I have an essay I have been unable to sell (because it is “too advocacy-ish”) about how chubby children are portrayed in kidlit. If fat is mentioned as a character trait, in picture books and early chapter books and middle-grade novels, it’s almost always shorthand for laziness/meanness/bully-ness/stupidity. Unless this is an “issues” book,Â aka a didactic afterschool special, in which case it is a problem to be fixed (OMG DEATHFAT FREEEEEEEEEK LECTURE LECTURE CHILD OBESITY EPIDEMIC RUN AWAY RUN AWAY) becauseÂ the child has to be self-hating and weight loss will turn out to solve all of his or her problems. (Forget the stat about 90-95% of people who lose weight gaining it back, just GO WITH IT!)
I cannot imagine how much it must suck to be a fat kid, already most-likely picked on for being a chunk, seeing only negative portrayals of kids who look like her. That’s why I was so thrilled to find Brontorina by James Howe, illustrated by Randy Cecil.

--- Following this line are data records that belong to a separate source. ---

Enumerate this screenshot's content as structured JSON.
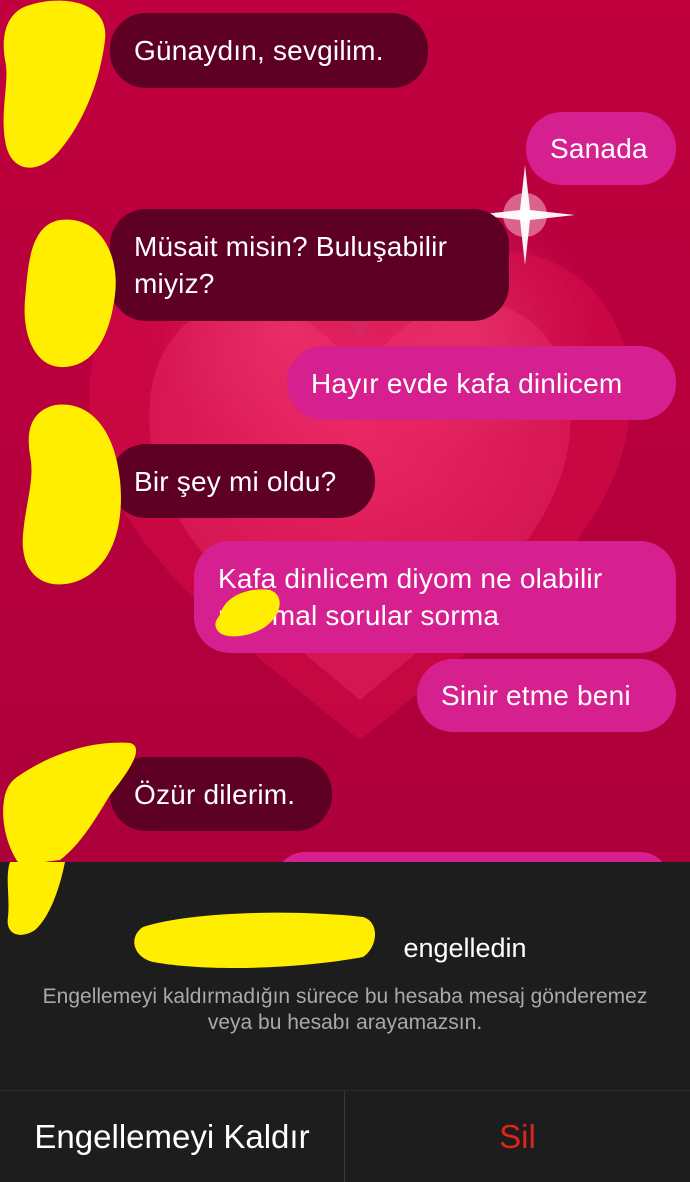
{
  "colors": {
    "background": "#b8003e",
    "incoming_bubble": "#5e0024",
    "outgoing_bubble": "#d6208f",
    "panel": "#1d1d1d",
    "delete_text": "#e0241b",
    "redaction": "#ffee00"
  },
  "messages": [
    {
      "direction": "incoming",
      "text": "Günaydın, sevgilim."
    },
    {
      "direction": "outgoing",
      "text": "Sanada"
    },
    {
      "direction": "incoming",
      "text": "Müsait misin? Buluşabilir\nmiyiz?"
    },
    {
      "direction": "outgoing",
      "text": "Hayır evde kafa dinlicem"
    },
    {
      "direction": "incoming",
      "text": "Bir şey mi oldu?"
    },
    {
      "direction": "outgoing",
      "text": "Kafa dinlicem diyom ne olabilir\n   mal mal sorular sorma"
    },
    {
      "direction": "outgoing",
      "text": "Sinir etme beni"
    },
    {
      "direction": "incoming",
      "text": "Özür dilerim."
    }
  ],
  "blocked_notice": {
    "suffix": "engelledin",
    "description": "Engellemeyi kaldırmadığın sürece bu hesaba mesaj gönderemez veya bu hesabı arayamazsın."
  },
  "actions": {
    "unblock_label": "Engellemeyi Kaldır",
    "delete_label": "Sil"
  }
}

It is a sweet, funny picture book for little kids that wears its advocacy lightly. It stands alone as a BOOK-BOOK, not an issues book. Brontorina is a dino who wants to do ballet. The ballet teacher is skeptical, but with the help of two other students, Clara and Jack (and yay, a boy who likes to dance who is treated matter-of-factly by the text), she comes to realize that Brontorina can TOTES be a ballerina. The last line is (SPOILER ALERT) “Now Madame Lucille’s dance academy had room for everyone.” It passed the real-kid-test in my house (many virtuous books do not interest actual children — this does), despite my children’s own personal skinniness, and it would be a great buy for any picture-book-loving kid with a sense of humor. It should be in every school library in the country.
See for yourself!
Rock on,Â James Howe.
How great! Something to round out my Daniel Pinkwater collection…
I wish you could sell that piece, because it sounds excellent. Also: _Small Persons with Wings_ by Ellen Booraem is a late middle grade novel I liked quite a bit, whose main character is fat and is bullied for that, but the book isn’t in the least issues-y (and in fact is mainly about her problems with irritable fairies).
Ooh, I really liked Small Persons with Wings.
I am a librarian and purchased this book for my library, at work as well as home. My 3-year-old son loves this book and we read it often. It was an ALA Notable book last year, so my guess is that it probably is at most public libraries.